TO DO
In the data below, find each line that contains the word "JSON" and copy it.

*** EXERCISE INPUTS Section Begins ***

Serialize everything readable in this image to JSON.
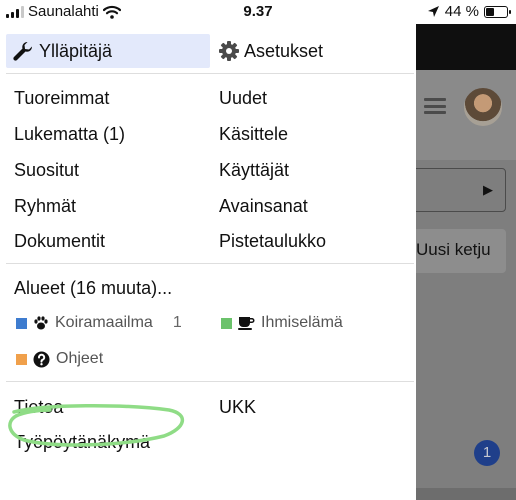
{
  "status_bar": {
    "carrier": "Saunalahti",
    "time": "9.37",
    "battery_percent": "44 %",
    "battery_level": 0.44
  },
  "menu": {
    "top": {
      "admin_label": "Ylläpitäjä",
      "settings_label": "Asetukset"
    },
    "links": {
      "latest": "Tuoreimmat",
      "new": "Uudet",
      "unread": "Lukematta (1)",
      "review": "Käsittele",
      "top": "Suositut",
      "users": "Käyttäjät",
      "groups": "Ryhmät",
      "tags": "Avainsanat",
      "docs": "Dokumentit",
      "leaderboard": "Pistetaulukko"
    },
    "categories": {
      "header": "Alueet (16 muuta)...",
      "items": [
        {
          "name": "Koiramaailma",
          "count": "1",
          "color": "#3e7ccf",
          "icon": "paw-icon"
        },
        {
          "name": "Ihmiselämä",
          "color": "#6bc26b",
          "icon": "coffee-icon"
        },
        {
          "name": "Ohjeet",
          "color": "#f0a04b",
          "icon": "question-circle-icon"
        }
      ]
    },
    "footer": {
      "about": "Tietoa",
      "faq": "UKK",
      "desktop_view": "Työpöytänäkymä"
    }
  },
  "background_page": {
    "button_label": "Uusi ketju",
    "badge_count": "1"
  },
  "colors": {
    "active_item_bg": "#e3e9fb",
    "annotation_scribble": "#8fdc86",
    "badge": "#1f3f8a"
  }
}
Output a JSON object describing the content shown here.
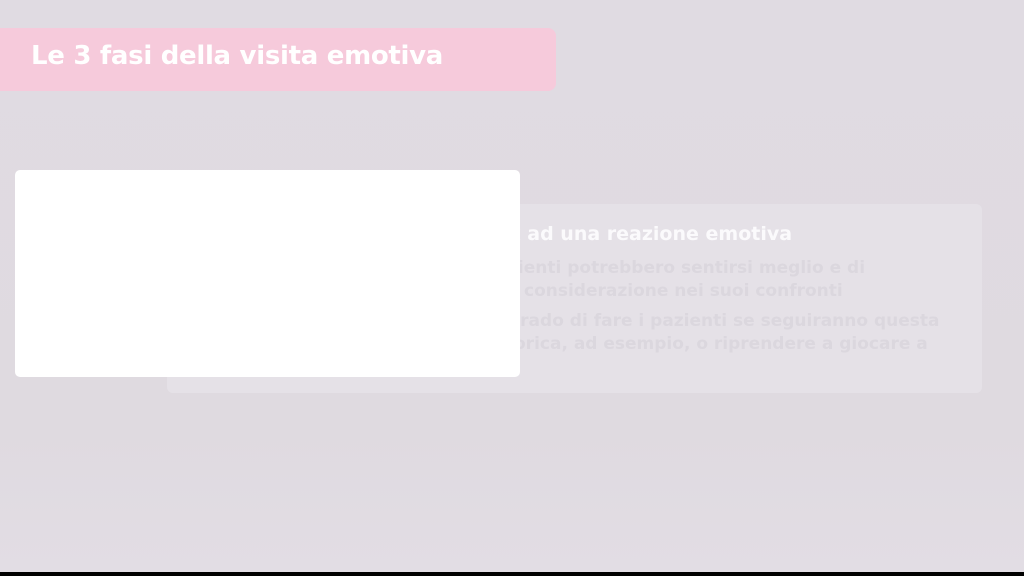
{
  "slide": {
    "title": "Le 3 fasi della visita emotiva",
    "card": {
      "heading": "vx ad una reazione emotiva",
      "lines": [
        "zienti potrebbero sentirsi meglio e di",
        "considerazione nei suoi confronti",
        "grado di fare i pazienti se seguiranno questa",
        "orica, ad esempio, o riprendere a giocare a"
      ]
    }
  },
  "colors": {
    "background": "#e0dbe2",
    "title_banner": "#f6cadb",
    "title_text": "#ffffff",
    "panel": "#ffffff"
  }
}
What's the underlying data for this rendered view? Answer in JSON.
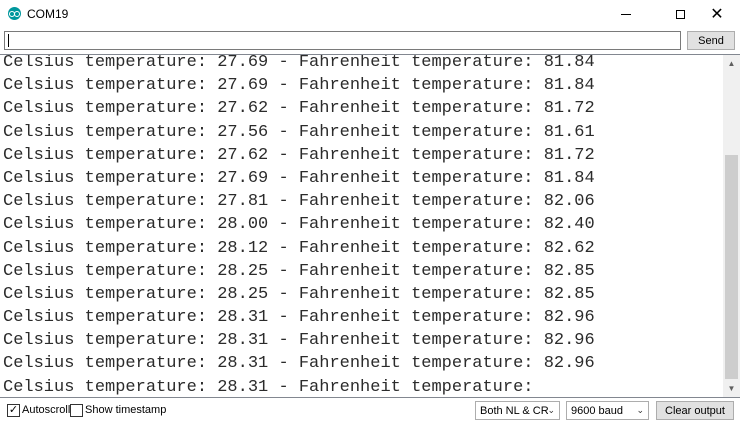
{
  "window": {
    "title": "COM19",
    "minimize_glyph": "—",
    "maximize_glyph": "☐",
    "close_glyph": "✕"
  },
  "input_row": {
    "value": "",
    "send_label": "Send"
  },
  "output": {
    "lines": [
      "Celsius temperature: 27.69 - Fahrenheit temperature: 81.84",
      "Celsius temperature: 27.69 - Fahrenheit temperature: 81.84",
      "Celsius temperature: 27.62 - Fahrenheit temperature: 81.72",
      "Celsius temperature: 27.56 - Fahrenheit temperature: 81.61",
      "Celsius temperature: 27.62 - Fahrenheit temperature: 81.72",
      "Celsius temperature: 27.69 - Fahrenheit temperature: 81.84",
      "Celsius temperature: 27.81 - Fahrenheit temperature: 82.06",
      "Celsius temperature: 28.00 - Fahrenheit temperature: 82.40",
      "Celsius temperature: 28.12 - Fahrenheit temperature: 82.62",
      "Celsius temperature: 28.25 - Fahrenheit temperature: 82.85",
      "Celsius temperature: 28.25 - Fahrenheit temperature: 82.85",
      "Celsius temperature: 28.31 - Fahrenheit temperature: 82.96",
      "Celsius temperature: 28.31 - Fahrenheit temperature: 82.96",
      "Celsius temperature: 28.31 - Fahrenheit temperature: 82.96",
      "Celsius temperature: 28.31 - Fahrenheit temperature:"
    ]
  },
  "bottom_bar": {
    "autoscroll_label": "Autoscroll",
    "autoscroll_checked": true,
    "autoscroll_mark": "✓",
    "timestamp_label": "Show timestamp",
    "timestamp_checked": false,
    "line_ending_value": "Both NL & CR",
    "baud_value": "9600 baud",
    "clear_label": "Clear output"
  },
  "icons": {
    "app": "arduino-icon",
    "dropdown": "chevron-down-icon",
    "scroll_up": "scroll-up-arrow-icon",
    "scroll_down": "scroll-down-arrow-icon"
  },
  "colors": {
    "app_icon": "#00979d",
    "button_bg": "#e1e1e1",
    "scrollbar_track": "#f0f0f0",
    "scrollbar_thumb": "#cdcdcd"
  }
}
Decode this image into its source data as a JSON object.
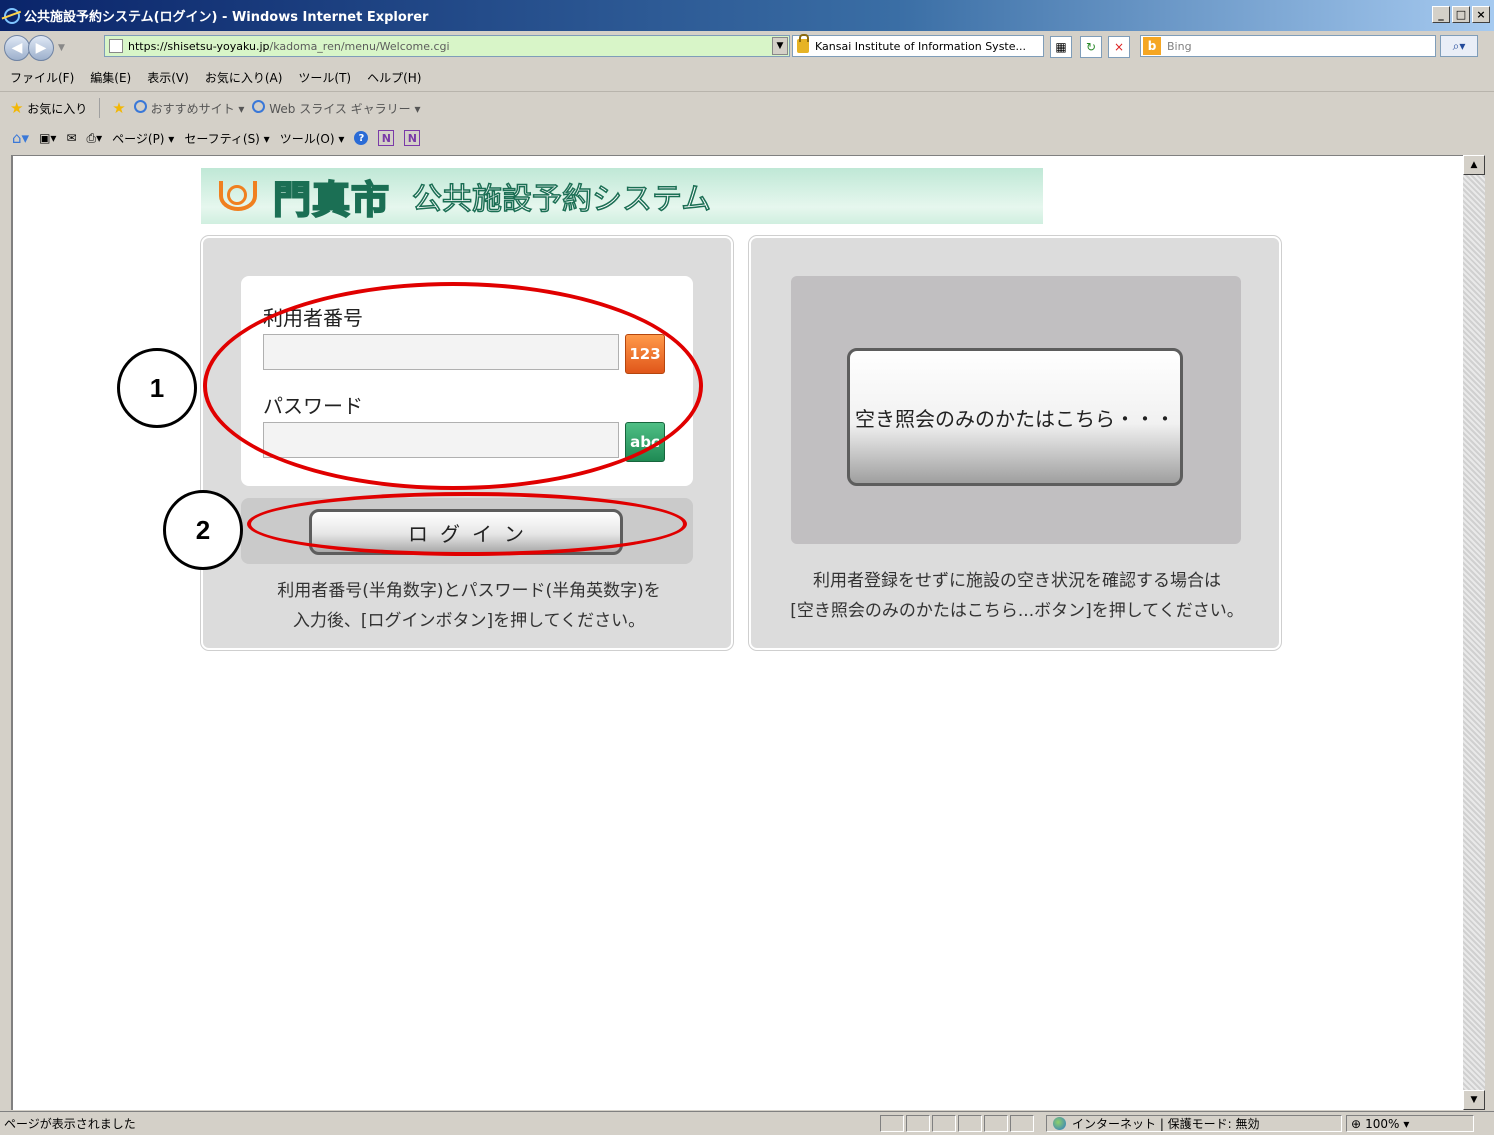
{
  "window": {
    "title": "公共施設予約システム(ログイン) - Windows Internet Explorer",
    "controls": [
      "_",
      "□",
      "×"
    ]
  },
  "addressbar": {
    "url_host": "https://shisetsu-yoyaku.jp",
    "url_path": "/kadoma_ren/menu/Welcome.cgi",
    "security_label": "Kansai Institute of Information Syste...",
    "search_placeholder": "Bing",
    "refresh_label": "↻",
    "stop_label": "×"
  },
  "menubar": {
    "items": [
      "ファイル(F)",
      "編集(E)",
      "表示(V)",
      "お気に入り(A)",
      "ツール(T)",
      "ヘルプ(H)"
    ]
  },
  "favorites_bar": {
    "favorites": "お気に入り",
    "suggested_sites": "おすすめサイト ▾",
    "web_slice": "Web スライス ギャラリー ▾"
  },
  "command_bar": {
    "page": "ページ(P) ▾",
    "safety": "セーフティ(S) ▾",
    "tools": "ツール(O) ▾"
  },
  "page": {
    "banner": {
      "city": "門真市",
      "system_name": "公共施設予約システム"
    },
    "login": {
      "user_number_label": "利用者番号",
      "password_label": "パスワード",
      "number_keypad_label": "123",
      "text_keypad_label": "abc",
      "login_button": "ログイン",
      "help_line1": "利用者番号(半角数字)とパスワード(半角英数字)を",
      "help_line2": "入力後、[ログインボタン]を押してください。"
    },
    "availability": {
      "button": "空き照会のみのかたはこちら・・・",
      "help_line1": "利用者登録をせずに施設の空き状況を確認する場合は",
      "help_line2": "[空き照会のみのかたはこちら...ボタン]を押してください。"
    }
  },
  "annotations": {
    "marker1": "1",
    "marker2": "2",
    "ring_color": "#e00000"
  },
  "statusbar": {
    "text": "ページが表示されました",
    "zone": "インターネット | 保護モード: 無効",
    "zoom": "100%"
  }
}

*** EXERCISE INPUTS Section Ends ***

WRITTEN SOLUTION
Serialize everything readable in this image to JSON.
Output a JSON object describing the content shown here.
What's the underlying data for this rendered view? Answer in JSON.
Decode this image into its source data as a JSON object.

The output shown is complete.